#### INFORMATION SUPPLIED ####

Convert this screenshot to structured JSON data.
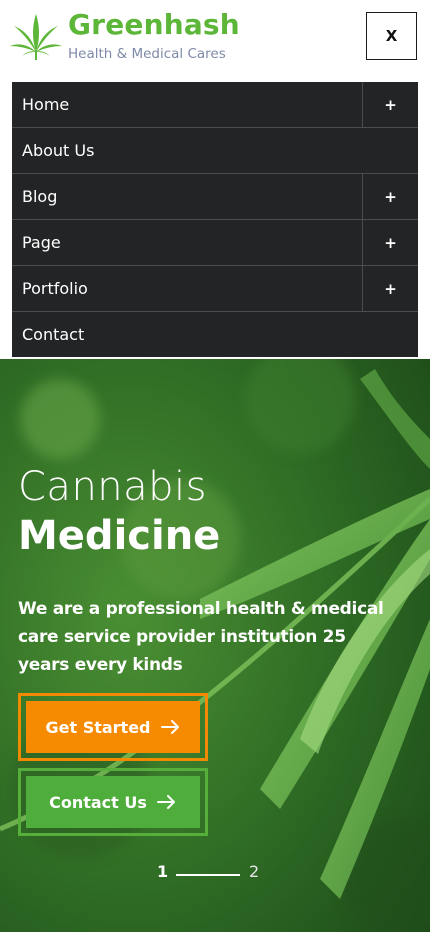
{
  "header": {
    "brand_name": "Greenhash",
    "tagline": "Health & Medical Cares",
    "close_label": "X",
    "logo_icon": "cannabis-leaf-icon",
    "brand_color": "#5cb638"
  },
  "menu": {
    "items": [
      {
        "label": "Home",
        "has_submenu": true,
        "toggle": "+"
      },
      {
        "label": "About Us",
        "has_submenu": false
      },
      {
        "label": "Blog",
        "has_submenu": true,
        "toggle": "+"
      },
      {
        "label": "Page",
        "has_submenu": true,
        "toggle": "+"
      },
      {
        "label": "Portfolio",
        "has_submenu": true,
        "toggle": "+"
      },
      {
        "label": "Contact",
        "has_submenu": false
      }
    ],
    "background": "#232425"
  },
  "hero": {
    "title_light": "Cannabis",
    "title_bold": "Medicine",
    "description": "We are a professional health & medical care service provider institution 25 years every kinds",
    "primary_button": {
      "label": "Get Started",
      "icon": "arrow-right-icon",
      "color": "#f68a00"
    },
    "secondary_button": {
      "label": "Contact Us",
      "icon": "arrow-right-icon",
      "color": "#4fae3b"
    },
    "pager": {
      "current": "1",
      "next": "2"
    }
  }
}
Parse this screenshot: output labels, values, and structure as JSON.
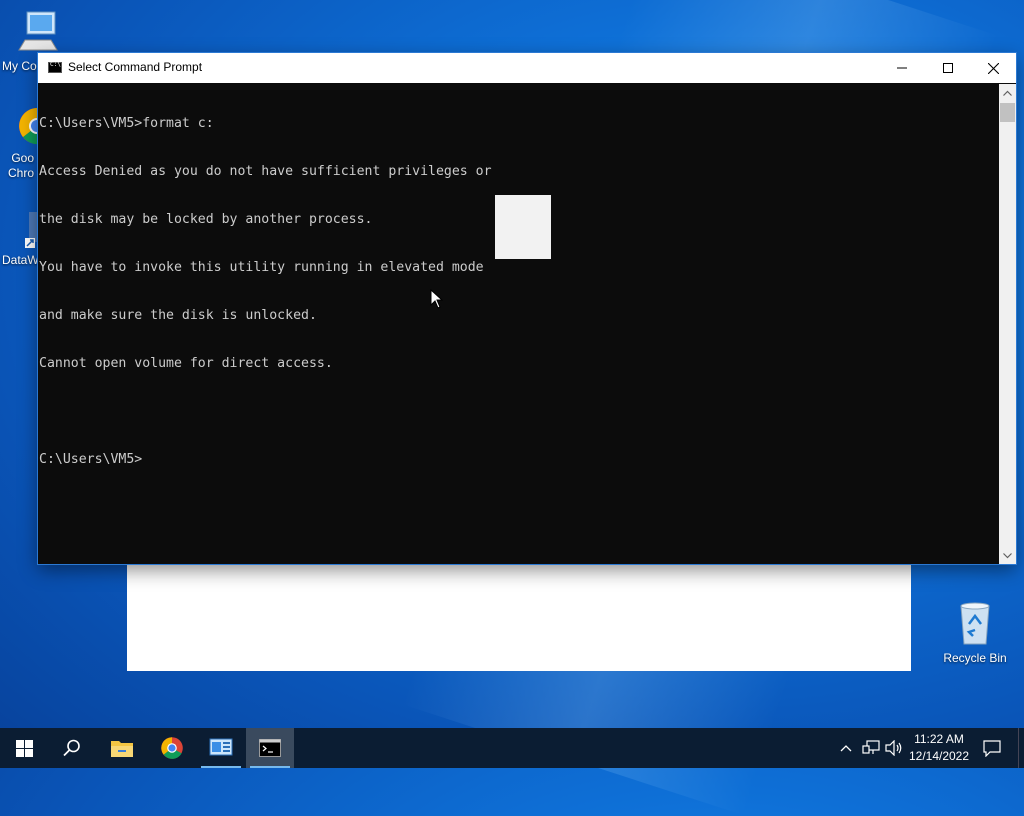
{
  "desktop": {
    "icons": [
      {
        "label": "My Co"
      },
      {
        "label": "Goo\nChro"
      },
      {
        "label": "DataW"
      },
      {
        "label": "Recycle Bin"
      }
    ]
  },
  "cmd_window": {
    "title": "Select Command Prompt",
    "lines": [
      "C:\\Users\\VM5>format c:",
      "Access Denied as you do not have sufficient privileges or",
      "the disk may be locked by another process.",
      "You have to invoke this utility running in elevated mode",
      "and make sure the disk is unlocked.",
      "Cannot open volume for direct access.",
      "",
      "C:\\Users\\VM5>"
    ]
  },
  "taskbar": {
    "items": [
      {
        "icon": "windows-start-icon"
      },
      {
        "icon": "search-icon"
      },
      {
        "icon": "file-explorer-icon"
      },
      {
        "icon": "chrome-icon"
      },
      {
        "icon": "control-panel-icon"
      },
      {
        "icon": "command-prompt-icon",
        "active": true
      }
    ],
    "clock": {
      "time": "11:22 AM",
      "date": "12/14/2022"
    }
  },
  "colors": {
    "accent": "#76b9ed",
    "console_bg": "#0c0c0c",
    "console_fg": "#cccccc"
  }
}
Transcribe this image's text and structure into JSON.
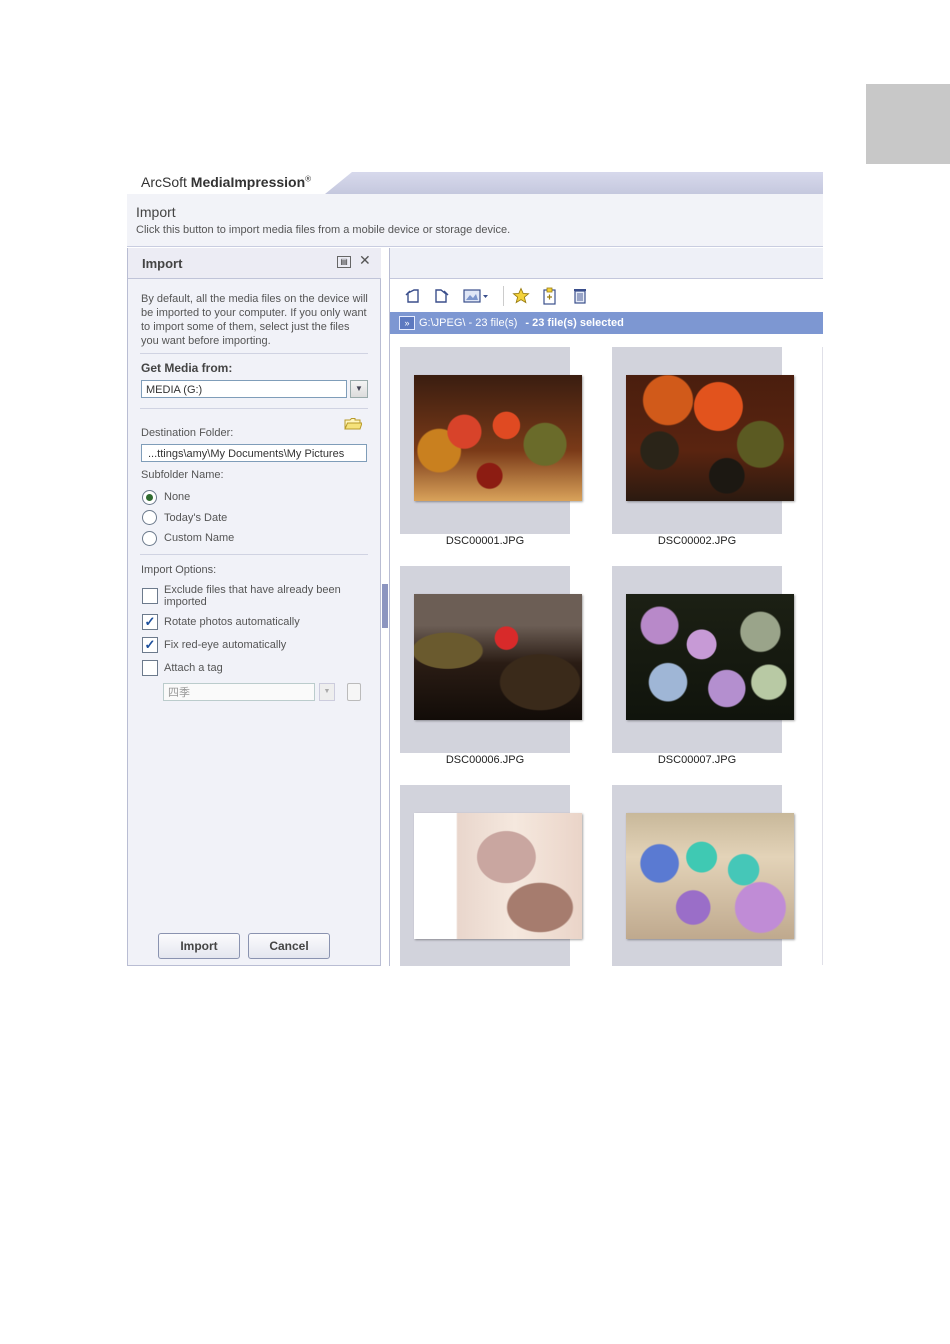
{
  "app": {
    "brand_prefix": "ArcSoft ",
    "brand_name": "MediaImpression",
    "brand_mark": "®"
  },
  "header": {
    "title": "Import",
    "description": "Click this button to import media files from a mobile device or storage device."
  },
  "left_panel": {
    "title": "Import",
    "description": "By default, all the media files on the device will be imported to your computer. If you only want to import some of them, select just the files you want before importing.",
    "get_media_label": "Get Media from:",
    "media_value": "MEDIA (G:)",
    "destination_label": "Destination Folder:",
    "destination_value": "...ttings\\amy\\My Documents\\My Pictures",
    "subfolder_label": "Subfolder Name:",
    "subfolder_options": [
      {
        "label": "None",
        "selected": true
      },
      {
        "label": "Today's Date",
        "selected": false
      },
      {
        "label": "Custom Name",
        "selected": false
      }
    ],
    "import_options_label": "Import Options:",
    "options": [
      {
        "label": "Exclude files that have already been imported",
        "checked": false
      },
      {
        "label": "Rotate photos automatically",
        "checked": true
      },
      {
        "label": "Fix red-eye automatically",
        "checked": true
      },
      {
        "label": "Attach a tag",
        "checked": false
      }
    ],
    "tag_value": "四季",
    "import_button": "Import",
    "cancel_button": "Cancel"
  },
  "right_panel": {
    "path_text": "G:\\JPEG\\ - 23 file(s)",
    "selected_text": "- 23 file(s) selected",
    "thumbnails": [
      {
        "caption": "DSC00001.JPG"
      },
      {
        "caption": "DSC00002.JPG"
      },
      {
        "caption": "DSC00006.JPG"
      },
      {
        "caption": "DSC00007.JPG"
      },
      {
        "caption": ""
      },
      {
        "caption": ""
      }
    ]
  },
  "colors": {
    "path_bar": "#7d97d2",
    "panel_bg": "#f1f2f8",
    "thumb_bg": "#d2d3dc",
    "check_mark": "#1d4f9c"
  }
}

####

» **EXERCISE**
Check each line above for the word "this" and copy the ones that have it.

» **SOLVED PROBLEM**
Convert this screenshot to structured JSON data.
Parse this screenshot: output labels, values, and structure as JSON.
      "You have to invoke this utility running in elevated mode",
Transcribe this image's text and structure into JSON.
    "description": "Click this button to import media files from a mobile device or storage device."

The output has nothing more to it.